** Exercise instructions **
Report how many lines below contain the word "Control". Give only the number.

══════

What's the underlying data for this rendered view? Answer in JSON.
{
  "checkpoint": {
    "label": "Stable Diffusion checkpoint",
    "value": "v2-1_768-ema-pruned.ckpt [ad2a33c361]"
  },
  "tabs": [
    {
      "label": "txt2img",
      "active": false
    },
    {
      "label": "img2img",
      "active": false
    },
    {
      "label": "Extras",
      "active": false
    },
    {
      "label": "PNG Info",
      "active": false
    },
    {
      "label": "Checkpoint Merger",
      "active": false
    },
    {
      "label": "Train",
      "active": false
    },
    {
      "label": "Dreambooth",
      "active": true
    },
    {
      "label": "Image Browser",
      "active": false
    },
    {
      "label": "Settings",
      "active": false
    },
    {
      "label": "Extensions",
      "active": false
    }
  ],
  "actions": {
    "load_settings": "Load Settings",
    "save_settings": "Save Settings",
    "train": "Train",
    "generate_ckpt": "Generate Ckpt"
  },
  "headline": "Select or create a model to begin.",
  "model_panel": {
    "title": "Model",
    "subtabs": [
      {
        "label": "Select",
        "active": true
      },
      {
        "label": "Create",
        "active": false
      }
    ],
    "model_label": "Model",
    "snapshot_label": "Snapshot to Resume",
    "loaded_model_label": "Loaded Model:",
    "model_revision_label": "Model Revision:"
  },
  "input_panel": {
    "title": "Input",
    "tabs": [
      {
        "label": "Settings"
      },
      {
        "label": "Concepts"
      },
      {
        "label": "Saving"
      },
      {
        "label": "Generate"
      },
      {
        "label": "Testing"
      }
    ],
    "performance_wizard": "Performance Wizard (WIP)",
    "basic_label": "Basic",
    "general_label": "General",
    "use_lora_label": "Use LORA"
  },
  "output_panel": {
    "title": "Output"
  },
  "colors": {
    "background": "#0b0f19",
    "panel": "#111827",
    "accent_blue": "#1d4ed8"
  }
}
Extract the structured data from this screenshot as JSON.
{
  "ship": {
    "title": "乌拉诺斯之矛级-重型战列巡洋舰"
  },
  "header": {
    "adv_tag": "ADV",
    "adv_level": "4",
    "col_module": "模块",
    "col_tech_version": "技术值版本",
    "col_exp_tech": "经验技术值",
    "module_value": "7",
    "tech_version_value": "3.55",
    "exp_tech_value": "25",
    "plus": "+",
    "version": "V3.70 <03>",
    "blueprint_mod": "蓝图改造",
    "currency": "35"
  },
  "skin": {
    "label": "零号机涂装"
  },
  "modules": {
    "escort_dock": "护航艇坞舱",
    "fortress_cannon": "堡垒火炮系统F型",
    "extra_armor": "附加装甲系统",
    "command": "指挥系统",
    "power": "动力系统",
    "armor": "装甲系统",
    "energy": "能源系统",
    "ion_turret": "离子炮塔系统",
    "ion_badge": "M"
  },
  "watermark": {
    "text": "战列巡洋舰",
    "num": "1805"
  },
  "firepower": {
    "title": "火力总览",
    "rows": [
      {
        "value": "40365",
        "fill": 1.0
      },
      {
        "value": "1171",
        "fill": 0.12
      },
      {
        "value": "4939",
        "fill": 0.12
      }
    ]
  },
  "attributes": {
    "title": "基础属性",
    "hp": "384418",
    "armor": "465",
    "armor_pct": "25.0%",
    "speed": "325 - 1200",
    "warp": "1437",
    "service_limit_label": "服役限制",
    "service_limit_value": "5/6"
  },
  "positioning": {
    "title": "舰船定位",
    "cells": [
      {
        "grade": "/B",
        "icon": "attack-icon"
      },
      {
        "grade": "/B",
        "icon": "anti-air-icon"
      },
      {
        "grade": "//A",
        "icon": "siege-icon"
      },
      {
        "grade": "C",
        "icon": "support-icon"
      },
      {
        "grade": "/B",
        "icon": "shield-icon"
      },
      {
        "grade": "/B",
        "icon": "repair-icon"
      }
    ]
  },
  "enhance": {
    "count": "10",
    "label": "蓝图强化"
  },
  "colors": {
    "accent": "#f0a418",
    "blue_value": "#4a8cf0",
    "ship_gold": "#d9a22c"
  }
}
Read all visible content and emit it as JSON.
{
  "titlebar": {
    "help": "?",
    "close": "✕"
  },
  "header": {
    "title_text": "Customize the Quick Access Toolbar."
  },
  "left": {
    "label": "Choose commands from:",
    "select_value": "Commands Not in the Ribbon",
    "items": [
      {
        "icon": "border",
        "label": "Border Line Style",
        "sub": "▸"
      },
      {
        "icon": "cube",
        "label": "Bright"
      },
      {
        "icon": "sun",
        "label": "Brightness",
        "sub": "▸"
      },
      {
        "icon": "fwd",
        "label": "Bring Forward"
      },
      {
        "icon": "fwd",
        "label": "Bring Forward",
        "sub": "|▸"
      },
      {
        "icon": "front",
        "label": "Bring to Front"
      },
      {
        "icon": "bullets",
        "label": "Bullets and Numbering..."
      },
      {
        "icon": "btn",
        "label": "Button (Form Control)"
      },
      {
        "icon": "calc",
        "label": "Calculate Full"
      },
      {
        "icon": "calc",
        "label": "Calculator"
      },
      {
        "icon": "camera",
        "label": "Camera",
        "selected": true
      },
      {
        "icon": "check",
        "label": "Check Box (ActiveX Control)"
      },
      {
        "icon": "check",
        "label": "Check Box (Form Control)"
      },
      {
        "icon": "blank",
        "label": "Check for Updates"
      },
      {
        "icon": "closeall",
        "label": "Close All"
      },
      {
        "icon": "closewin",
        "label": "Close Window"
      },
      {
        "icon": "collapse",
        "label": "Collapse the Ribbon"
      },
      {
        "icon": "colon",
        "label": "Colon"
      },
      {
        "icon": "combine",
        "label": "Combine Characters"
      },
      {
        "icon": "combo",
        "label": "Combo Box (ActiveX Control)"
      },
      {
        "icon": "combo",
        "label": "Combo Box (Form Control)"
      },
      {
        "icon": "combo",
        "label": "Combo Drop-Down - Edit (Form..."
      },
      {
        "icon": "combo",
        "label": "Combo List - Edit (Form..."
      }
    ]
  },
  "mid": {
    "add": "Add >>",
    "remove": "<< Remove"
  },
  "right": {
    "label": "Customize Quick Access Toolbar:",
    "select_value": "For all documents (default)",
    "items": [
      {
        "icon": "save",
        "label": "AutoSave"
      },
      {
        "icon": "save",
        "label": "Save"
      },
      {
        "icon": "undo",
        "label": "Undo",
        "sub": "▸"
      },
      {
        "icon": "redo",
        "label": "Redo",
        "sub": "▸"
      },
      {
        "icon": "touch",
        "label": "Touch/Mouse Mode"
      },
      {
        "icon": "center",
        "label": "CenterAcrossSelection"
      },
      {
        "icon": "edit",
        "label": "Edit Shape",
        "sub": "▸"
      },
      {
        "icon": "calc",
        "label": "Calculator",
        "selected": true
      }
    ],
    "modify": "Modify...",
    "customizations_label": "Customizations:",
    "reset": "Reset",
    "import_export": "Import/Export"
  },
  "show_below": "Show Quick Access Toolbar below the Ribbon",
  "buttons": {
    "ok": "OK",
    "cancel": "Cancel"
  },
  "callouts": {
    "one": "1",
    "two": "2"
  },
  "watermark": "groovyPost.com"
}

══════

** Solution to the problem **
5